Waterman’s Ideal No. 7 
Conklin’s Crescent-Filler 
Sheaffer’s Jade Flat-Top Lifetime 
Wahl-Eversharp Skyline 
Depression-era No-Name 
Esterbrook Dollar Pen and Model J 
Parker Jack-Knife 
Moore Fingertip 
Sheaffer’s Balance 
Moore’s Non-Leakable Safety Pen 
Parker Vacumatic 
Parker 51 
Sheaffer’s PFM 
Sheaffer’s Desk Set 
Vintage Pens, Page   1   2   3   4 
Birth of the Ergonomic Pen
The year 1929 saw the stock market crash, and it also saw the introduction of Sheaffer’s famous Balance fountain pen. The modern, streamlined Balance was light, with the weight concentrated toward the nib to make the pen smoother and easier to handle. Initially produced with the Lifetime guarantee and White Dot trademark, the design spread throughout Sheaffer’s model range — and, very quickly, through the ranks of cheap imitators. In 1931, Sheaffer introduced a new color, Marine Green, as seen here on my superb 1933-34 Balance, which has a serial-numbered two-tone medium nib. This pen, a Lifetime model, is 53/8” capped and 61/8” with the cap posted. Next is a Marine Green Balance from 1931 or 1932; notice the longer clip.

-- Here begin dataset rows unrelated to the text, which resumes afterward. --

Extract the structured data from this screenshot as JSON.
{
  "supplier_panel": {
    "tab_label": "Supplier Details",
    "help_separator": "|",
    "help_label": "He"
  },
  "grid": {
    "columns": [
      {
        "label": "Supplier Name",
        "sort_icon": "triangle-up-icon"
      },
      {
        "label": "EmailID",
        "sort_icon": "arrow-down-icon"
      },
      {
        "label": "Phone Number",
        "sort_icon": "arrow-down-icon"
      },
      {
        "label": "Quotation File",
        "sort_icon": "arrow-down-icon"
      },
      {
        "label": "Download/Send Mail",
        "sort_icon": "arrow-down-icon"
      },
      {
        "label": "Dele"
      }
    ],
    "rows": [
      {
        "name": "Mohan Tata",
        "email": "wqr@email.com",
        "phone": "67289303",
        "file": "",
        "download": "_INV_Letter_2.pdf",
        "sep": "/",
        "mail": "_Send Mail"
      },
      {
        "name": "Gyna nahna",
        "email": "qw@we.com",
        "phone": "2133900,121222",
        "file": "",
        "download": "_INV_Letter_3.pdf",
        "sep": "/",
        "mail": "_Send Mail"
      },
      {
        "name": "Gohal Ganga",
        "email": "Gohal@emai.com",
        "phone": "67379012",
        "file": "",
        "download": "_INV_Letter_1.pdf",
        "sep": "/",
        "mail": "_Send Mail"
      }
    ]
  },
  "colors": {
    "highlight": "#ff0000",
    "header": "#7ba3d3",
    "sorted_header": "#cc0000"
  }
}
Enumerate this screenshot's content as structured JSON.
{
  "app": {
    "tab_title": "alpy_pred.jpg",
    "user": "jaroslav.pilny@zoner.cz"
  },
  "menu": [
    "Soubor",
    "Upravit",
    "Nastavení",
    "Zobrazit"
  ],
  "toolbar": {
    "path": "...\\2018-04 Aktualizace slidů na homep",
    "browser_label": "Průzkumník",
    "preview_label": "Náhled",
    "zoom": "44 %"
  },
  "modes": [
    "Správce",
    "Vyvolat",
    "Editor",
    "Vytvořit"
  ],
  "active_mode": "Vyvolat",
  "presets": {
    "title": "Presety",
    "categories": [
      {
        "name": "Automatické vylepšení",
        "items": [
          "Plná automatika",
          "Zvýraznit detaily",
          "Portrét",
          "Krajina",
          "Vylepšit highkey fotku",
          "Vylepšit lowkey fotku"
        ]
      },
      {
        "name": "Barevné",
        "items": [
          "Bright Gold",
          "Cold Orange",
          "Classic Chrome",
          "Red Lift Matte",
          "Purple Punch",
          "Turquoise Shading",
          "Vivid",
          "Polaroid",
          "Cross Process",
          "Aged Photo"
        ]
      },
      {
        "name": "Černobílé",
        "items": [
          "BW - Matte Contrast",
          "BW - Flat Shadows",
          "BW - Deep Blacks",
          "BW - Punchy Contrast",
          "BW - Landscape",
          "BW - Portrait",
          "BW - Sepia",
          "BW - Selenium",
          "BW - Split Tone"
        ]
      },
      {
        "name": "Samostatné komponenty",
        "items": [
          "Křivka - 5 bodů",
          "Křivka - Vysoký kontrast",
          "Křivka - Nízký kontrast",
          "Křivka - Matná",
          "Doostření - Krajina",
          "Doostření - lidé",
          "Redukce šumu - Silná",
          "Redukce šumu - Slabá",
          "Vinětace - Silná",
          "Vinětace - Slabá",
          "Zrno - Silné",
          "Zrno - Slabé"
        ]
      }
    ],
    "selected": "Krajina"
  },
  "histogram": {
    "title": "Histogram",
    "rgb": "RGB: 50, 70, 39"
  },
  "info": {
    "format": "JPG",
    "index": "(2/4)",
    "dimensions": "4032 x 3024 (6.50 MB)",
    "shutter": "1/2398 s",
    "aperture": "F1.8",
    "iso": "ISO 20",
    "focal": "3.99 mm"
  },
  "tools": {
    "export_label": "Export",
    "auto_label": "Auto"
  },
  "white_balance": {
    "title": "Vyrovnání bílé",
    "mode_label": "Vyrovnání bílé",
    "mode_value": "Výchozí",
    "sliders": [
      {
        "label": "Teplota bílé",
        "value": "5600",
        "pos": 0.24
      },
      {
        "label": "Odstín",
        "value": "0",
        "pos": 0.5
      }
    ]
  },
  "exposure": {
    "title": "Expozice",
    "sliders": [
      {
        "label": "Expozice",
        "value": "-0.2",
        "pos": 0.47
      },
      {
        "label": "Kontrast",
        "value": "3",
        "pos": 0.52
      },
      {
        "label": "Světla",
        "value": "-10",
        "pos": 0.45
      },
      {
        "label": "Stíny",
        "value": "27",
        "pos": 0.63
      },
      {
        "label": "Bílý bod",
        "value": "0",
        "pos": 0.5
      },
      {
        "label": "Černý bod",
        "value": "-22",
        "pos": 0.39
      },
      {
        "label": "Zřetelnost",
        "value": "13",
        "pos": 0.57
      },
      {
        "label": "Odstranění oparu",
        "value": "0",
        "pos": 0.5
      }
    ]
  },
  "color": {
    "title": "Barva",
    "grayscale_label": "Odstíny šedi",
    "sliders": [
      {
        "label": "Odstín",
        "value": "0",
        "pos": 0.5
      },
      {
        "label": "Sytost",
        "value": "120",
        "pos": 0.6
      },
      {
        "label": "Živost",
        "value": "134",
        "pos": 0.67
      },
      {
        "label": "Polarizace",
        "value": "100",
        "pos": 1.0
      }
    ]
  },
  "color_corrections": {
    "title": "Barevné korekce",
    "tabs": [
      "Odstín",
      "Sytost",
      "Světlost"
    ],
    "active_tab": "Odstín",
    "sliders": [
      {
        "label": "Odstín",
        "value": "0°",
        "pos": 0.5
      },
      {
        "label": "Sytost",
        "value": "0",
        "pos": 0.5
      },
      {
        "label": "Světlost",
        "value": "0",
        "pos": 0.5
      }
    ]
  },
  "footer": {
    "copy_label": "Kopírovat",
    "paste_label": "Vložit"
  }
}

This older pen is also the last Balance model with a lever fixed by a visible pin as in Walter Sheaffer's original 1908 patent; in 1933, Sheaffer's began using a circular spring within the barrel. My third Balance is a Lifetime military-clip model with a medium two-tone Lifetime nib, from the World War II era. It is 51/8” capped and 63/32” with the cap posted. My fourth Balance is a Statesman TM model with a “Touchdown” filler and a fine Feathertouch nib, from the 1950s. It is 55/16” capped and 61/16” with the cap posted. It also writes very well. (But its band is dented.) In the 1990s, Sheaffer reintroduced the Balance, and the 70-year-old design is once again popular.
An Old Safety Pen
Early “safety” pen designs were based on such features as retractable nibs to keep from leaking in the user’s pocket. One of the more popular models was the Moore’s Non-Leakable Safety Pen, made from 1899 through the mid-1920s. To fill this pen, you use an eyedropper to put ink into the opening that is left when the nib is retracted. My Non-Leakable “Tourist” model has a flexible American Fountain Pen Company nib. Only the barrel is chased. Although it writes better than any other fine-point pen in my collection, I carry this inconvenient pen only infrequently. It’s a small pen, 45/8” capped and 53/4” with the cap posted and the nib extended.
Janesville’s Flagship of the 1930s
In 1933, Parker introduced its stylish new Golden Arrow, with a radical new “sacless” plunger-style filling system and a transparent barrel. The pen was a great success. Parker quickly changed the name to Vacuum-Filler and soon theareafter to the more mellifluous (and marketable) Vacumatic. The early Vacumatics, like this burgundy one from 1937, featured a short blind cap covering a plunger that locked in the depressed position. Beginning in 1937, Parker redesigned the filler so that it was extended when at rest; the new design, with a much longer blind cap, was easier to use and was called the Speedline filler. Some years later, the jewel was eliminated from the blind cap. This pen has a great medium nib. It’s 51/8” capped and 63/16” with the cap posted.
Fast and Smooth — the Magnificent “51”

The Parker “51,” introduced in the United States in 1941, heralded a new age in pen design. With its streamlined shape like a miniature jet fighter airplane, its hooded nib, and its unique ability to use Parker’s new super-fast-drying “51” ink, it rapidly became one of the most popular pens of all time. Until 1948, the “51” used Parker’s proven Vacumatic filling system; in that year, Parker introduced a short model called the Demi, with an aerometric filling system that soon became standard across the line. The “51“ was famous for its exceptionally smooth performance, and even today few pens are smoother than a well-maintained “51.” My medium-nibbed pen, a Vacumatic filler, was made in 1944, and its cap is sterling silver. On its gold-filled clip it bears the "Blue Diamond" mark, Parker’s answer to the Sheaffer “Lifetime” guarantee of quality. It’s 57/16” capped and 513/16” with the cap posted. (Click the thumbnail for a larger image of the nib and shell.)
Vintage Pens, Page   1   2   3   4